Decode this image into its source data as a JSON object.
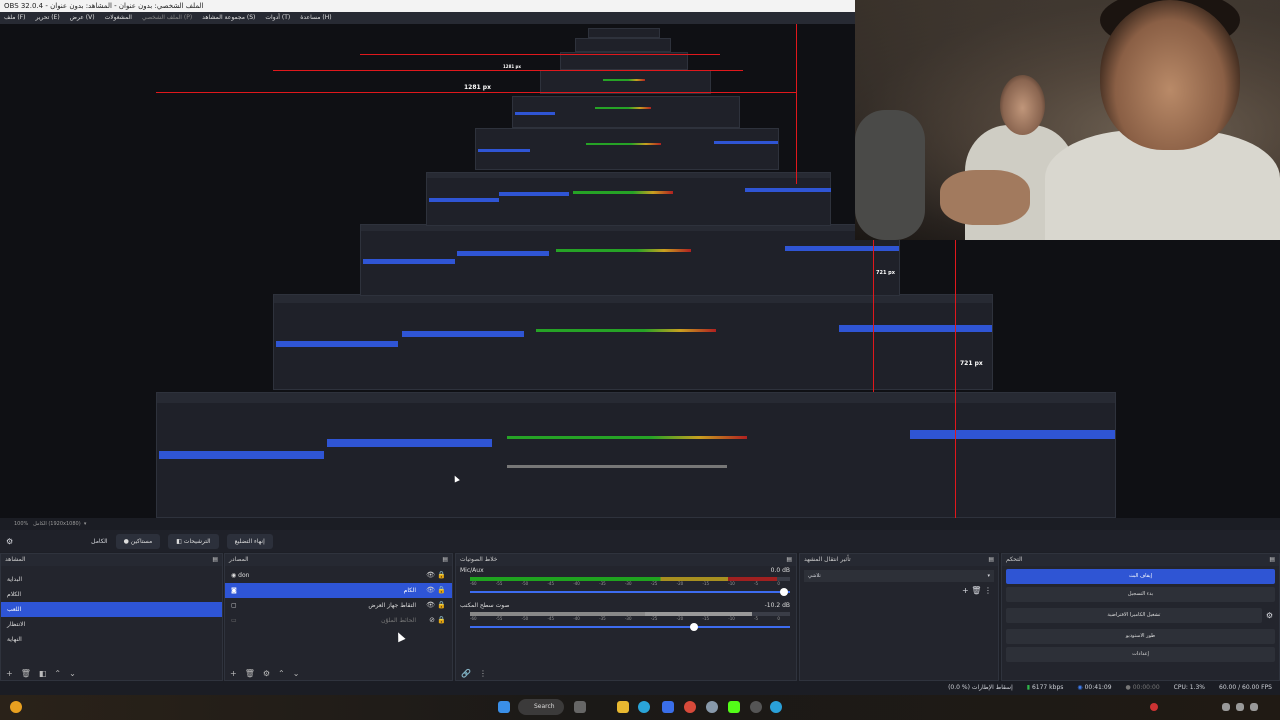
{
  "window": {
    "title": "OBS 32.0.4 - الملف الشخصي: بدون عنوان - المشاهد: بدون عنوان"
  },
  "menu": [
    "ملف (F)",
    "تحرير (E)",
    "عرض (V)",
    "المشغولات",
    "الملف الشخصي (P)",
    "مجموعة المشاهد (S)",
    "أدوات (T)",
    "مساعدة (H)"
  ],
  "preview": {
    "label_1281": "1281 px",
    "label_721": "721 px",
    "zoom": "100%",
    "canvas_info": "الكامل (1920x1080)"
  },
  "toolbar": {
    "label_full": "الكامل",
    "transitions": "مستاكين",
    "studio": "الترشيحات",
    "exit_full": "إنهاء التضليع"
  },
  "scenes": {
    "title": "المشاهد",
    "items": [
      "البداية",
      "الكلام",
      "اللعب",
      "الانتظار",
      "النهاية"
    ],
    "selected": 2
  },
  "sources": {
    "title": "المصادر",
    "items": [
      {
        "name": "don"
      },
      {
        "name": "الكام"
      },
      {
        "name": "التقاط جهاز العرض"
      },
      {
        "name": "الحائط الملوّن"
      }
    ],
    "selected": 1
  },
  "mixer": {
    "title": "خلاط الصوتيات",
    "tracks": [
      {
        "name": "Mic/Aux",
        "db": "0.0 dB",
        "level": 0.96,
        "volume": 0.98
      },
      {
        "name": "صوت سطح المكتب",
        "db": "-10.2 dB",
        "level": 0.88,
        "volume": 0.7
      }
    ],
    "scale": [
      "-60",
      "-55",
      "-50",
      "-45",
      "-40",
      "-35",
      "-30",
      "-25",
      "-20",
      "-15",
      "-10",
      "-5",
      "0"
    ]
  },
  "transitions": {
    "title": "تأثير انتقال المشهد",
    "selected": "تلاشي"
  },
  "controls": {
    "title": "التحكم",
    "buttons": [
      "إيقاف البث",
      "بدء التسجيل",
      "تشغيل الكاميرا الافتراضية",
      "طور الاستوديو",
      "إعدادات"
    ],
    "active": 0
  },
  "status": {
    "dropped": "(0.0 %) إسقاط الإطارات",
    "bitrate": "6177 kbps",
    "live_time": "00:41:09",
    "rec_time": "00:00:00",
    "cpu": "CPU: 1.3%",
    "fps": "60.00 / 60.00 FPS"
  },
  "taskbar": {
    "search": "Search"
  },
  "colors": {
    "accent": "#2f55d4",
    "guide": "#e0181c",
    "bg": "#1d1f26"
  }
}
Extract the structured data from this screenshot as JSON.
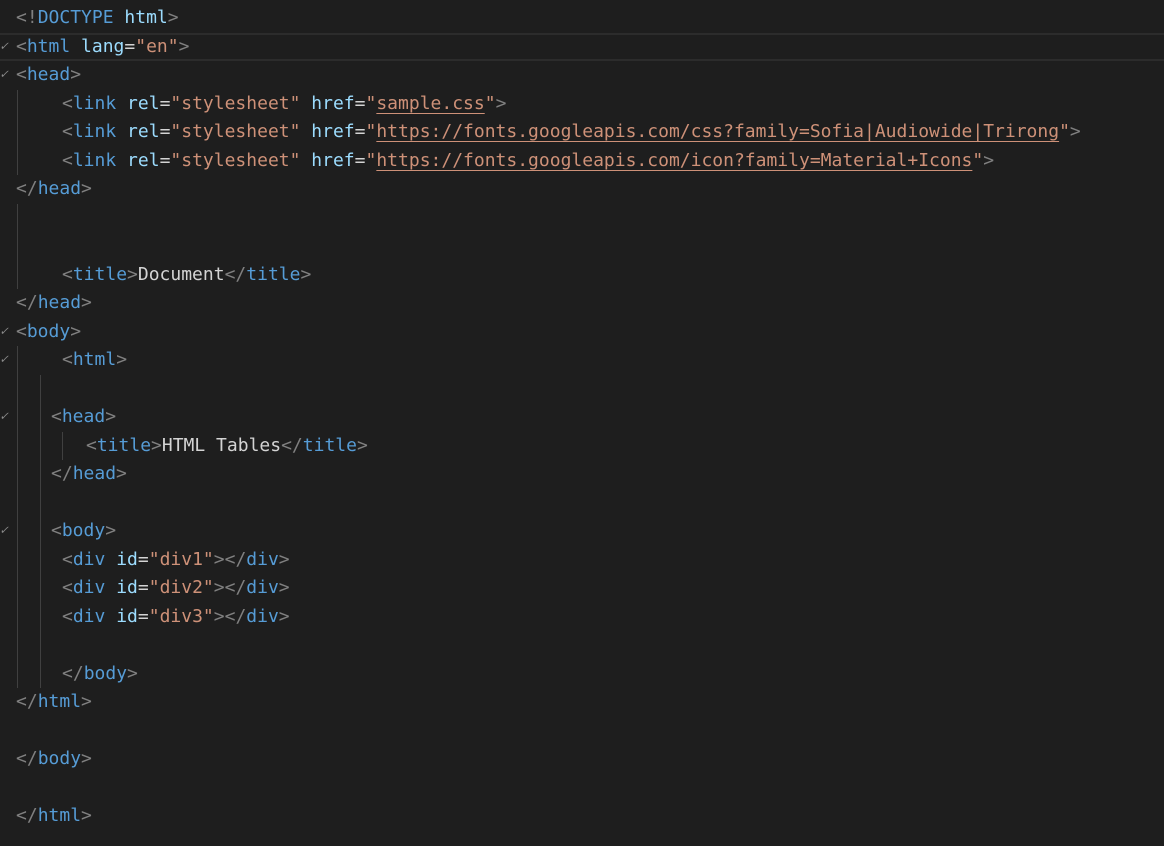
{
  "colors": {
    "background": "#1e1e1e",
    "punctuation": "#808080",
    "tag": "#569cd6",
    "attribute": "#9cdcfe",
    "string": "#ce9178",
    "text": "#d4d4d4"
  },
  "lines": [
    {
      "fold": "",
      "tokens": [
        [
          "punc",
          "<!"
        ],
        [
          "tag",
          "DOCTYPE"
        ],
        [
          "text",
          " "
        ],
        [
          "attr",
          "html"
        ],
        [
          "punc",
          ">"
        ]
      ]
    },
    {
      "fold": "✓",
      "current": true,
      "tokens": [
        [
          "punc",
          "<"
        ],
        [
          "tag",
          "html"
        ],
        [
          "text",
          " "
        ],
        [
          "attr",
          "lang"
        ],
        [
          "text",
          "="
        ],
        [
          "str",
          "\"en\""
        ],
        [
          "punc",
          ">"
        ]
      ]
    },
    {
      "fold": "✓",
      "tokens": [
        [
          "punc",
          "<"
        ],
        [
          "tag",
          "head"
        ],
        [
          "punc",
          ">"
        ]
      ]
    },
    {
      "fold": "",
      "tokens": [
        [
          "punc",
          "<"
        ],
        [
          "tag",
          "link"
        ],
        [
          "text",
          " "
        ],
        [
          "attr",
          "rel"
        ],
        [
          "text",
          "="
        ],
        [
          "str",
          "\"stylesheet\""
        ],
        [
          "text",
          " "
        ],
        [
          "attr",
          "href"
        ],
        [
          "text",
          "="
        ],
        [
          "str",
          "\""
        ],
        [
          "link",
          "sample.css"
        ],
        [
          "str",
          "\""
        ],
        [
          "punc",
          ">"
        ]
      ]
    },
    {
      "fold": "",
      "tokens": [
        [
          "punc",
          "<"
        ],
        [
          "tag",
          "link"
        ],
        [
          "text",
          " "
        ],
        [
          "attr",
          "rel"
        ],
        [
          "text",
          "="
        ],
        [
          "str",
          "\"stylesheet\""
        ],
        [
          "text",
          " "
        ],
        [
          "attr",
          "href"
        ],
        [
          "text",
          "="
        ],
        [
          "str",
          "\""
        ],
        [
          "link",
          "https://fonts.googleapis.com/css?family=Sofia|Audiowide|Trirong"
        ],
        [
          "str",
          "\""
        ],
        [
          "punc",
          ">"
        ]
      ]
    },
    {
      "fold": "",
      "tokens": [
        [
          "punc",
          "<"
        ],
        [
          "tag",
          "link"
        ],
        [
          "text",
          " "
        ],
        [
          "attr",
          "rel"
        ],
        [
          "text",
          "="
        ],
        [
          "str",
          "\"stylesheet\""
        ],
        [
          "text",
          " "
        ],
        [
          "attr",
          "href"
        ],
        [
          "text",
          "="
        ],
        [
          "str",
          "\""
        ],
        [
          "link",
          "https://fonts.googleapis.com/icon?family=Material+Icons"
        ],
        [
          "str",
          "\""
        ],
        [
          "punc",
          ">"
        ]
      ]
    },
    {
      "fold": "",
      "tokens": [
        [
          "punc",
          "</"
        ],
        [
          "tag",
          "head"
        ],
        [
          "punc",
          ">"
        ]
      ]
    },
    {
      "fold": "",
      "tokens": []
    },
    {
      "fold": "",
      "tokens": []
    },
    {
      "fold": "",
      "tokens": [
        [
          "punc",
          "<"
        ],
        [
          "tag",
          "title"
        ],
        [
          "punc",
          ">"
        ],
        [
          "text",
          "Document"
        ],
        [
          "punc",
          "</"
        ],
        [
          "tag",
          "title"
        ],
        [
          "punc",
          ">"
        ]
      ]
    },
    {
      "fold": "",
      "tokens": [
        [
          "punc",
          "</"
        ],
        [
          "tag",
          "head"
        ],
        [
          "punc",
          ">"
        ]
      ]
    },
    {
      "fold": "✓",
      "tokens": [
        [
          "punc",
          "<"
        ],
        [
          "tag",
          "body"
        ],
        [
          "punc",
          ">"
        ]
      ]
    },
    {
      "fold": "✓",
      "tokens": [
        [
          "punc",
          "<"
        ],
        [
          "tag",
          "html"
        ],
        [
          "punc",
          ">"
        ]
      ]
    },
    {
      "fold": "",
      "tokens": []
    },
    {
      "fold": "✓",
      "tokens": [
        [
          "punc",
          "<"
        ],
        [
          "tag",
          "head"
        ],
        [
          "punc",
          ">"
        ]
      ]
    },
    {
      "fold": "",
      "tokens": [
        [
          "punc",
          "<"
        ],
        [
          "tag",
          "title"
        ],
        [
          "punc",
          ">"
        ],
        [
          "text",
          "HTML Tables"
        ],
        [
          "punc",
          "</"
        ],
        [
          "tag",
          "title"
        ],
        [
          "punc",
          ">"
        ]
      ]
    },
    {
      "fold": "",
      "tokens": [
        [
          "punc",
          "</"
        ],
        [
          "tag",
          "head"
        ],
        [
          "punc",
          ">"
        ]
      ]
    },
    {
      "fold": "",
      "tokens": []
    },
    {
      "fold": "✓",
      "tokens": [
        [
          "punc",
          "<"
        ],
        [
          "tag",
          "body"
        ],
        [
          "punc",
          ">"
        ]
      ]
    },
    {
      "fold": "",
      "tokens": [
        [
          "punc",
          "<"
        ],
        [
          "tag",
          "div"
        ],
        [
          "text",
          " "
        ],
        [
          "attr",
          "id"
        ],
        [
          "text",
          "="
        ],
        [
          "str",
          "\"div1\""
        ],
        [
          "punc",
          "></"
        ],
        [
          "tag",
          "div"
        ],
        [
          "punc",
          ">"
        ]
      ]
    },
    {
      "fold": "",
      "tokens": [
        [
          "punc",
          "<"
        ],
        [
          "tag",
          "div"
        ],
        [
          "text",
          " "
        ],
        [
          "attr",
          "id"
        ],
        [
          "text",
          "="
        ],
        [
          "str",
          "\"div2\""
        ],
        [
          "punc",
          "></"
        ],
        [
          "tag",
          "div"
        ],
        [
          "punc",
          ">"
        ]
      ]
    },
    {
      "fold": "",
      "tokens": [
        [
          "punc",
          "<"
        ],
        [
          "tag",
          "div"
        ],
        [
          "text",
          " "
        ],
        [
          "attr",
          "id"
        ],
        [
          "text",
          "="
        ],
        [
          "str",
          "\"div3\""
        ],
        [
          "punc",
          "></"
        ],
        [
          "tag",
          "div"
        ],
        [
          "punc",
          ">"
        ]
      ]
    },
    {
      "fold": "",
      "tokens": []
    },
    {
      "fold": "",
      "tokens": [
        [
          "punc",
          "</"
        ],
        [
          "tag",
          "body"
        ],
        [
          "punc",
          ">"
        ]
      ]
    },
    {
      "fold": "",
      "tokens": [
        [
          "punc",
          "</"
        ],
        [
          "tag",
          "html"
        ],
        [
          "punc",
          ">"
        ]
      ]
    },
    {
      "fold": "",
      "tokens": []
    },
    {
      "fold": "",
      "tokens": [
        [
          "punc",
          "</"
        ],
        [
          "tag",
          "body"
        ],
        [
          "punc",
          ">"
        ]
      ]
    },
    {
      "fold": "",
      "tokens": []
    },
    {
      "fold": "",
      "tokens": [
        [
          "punc",
          "</"
        ],
        [
          "tag",
          "html"
        ],
        [
          "punc",
          ">"
        ]
      ]
    }
  ]
}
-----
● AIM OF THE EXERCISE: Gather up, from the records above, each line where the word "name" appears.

● TASK OUTPUT:
        "name": "don"
        "name": "الكام"
        "name": "التقاط جهاز العرض"
        "name": "الحائط الملوّن"
        "name": "Mic/Aux",
        "name": "صوت سطح المكتب",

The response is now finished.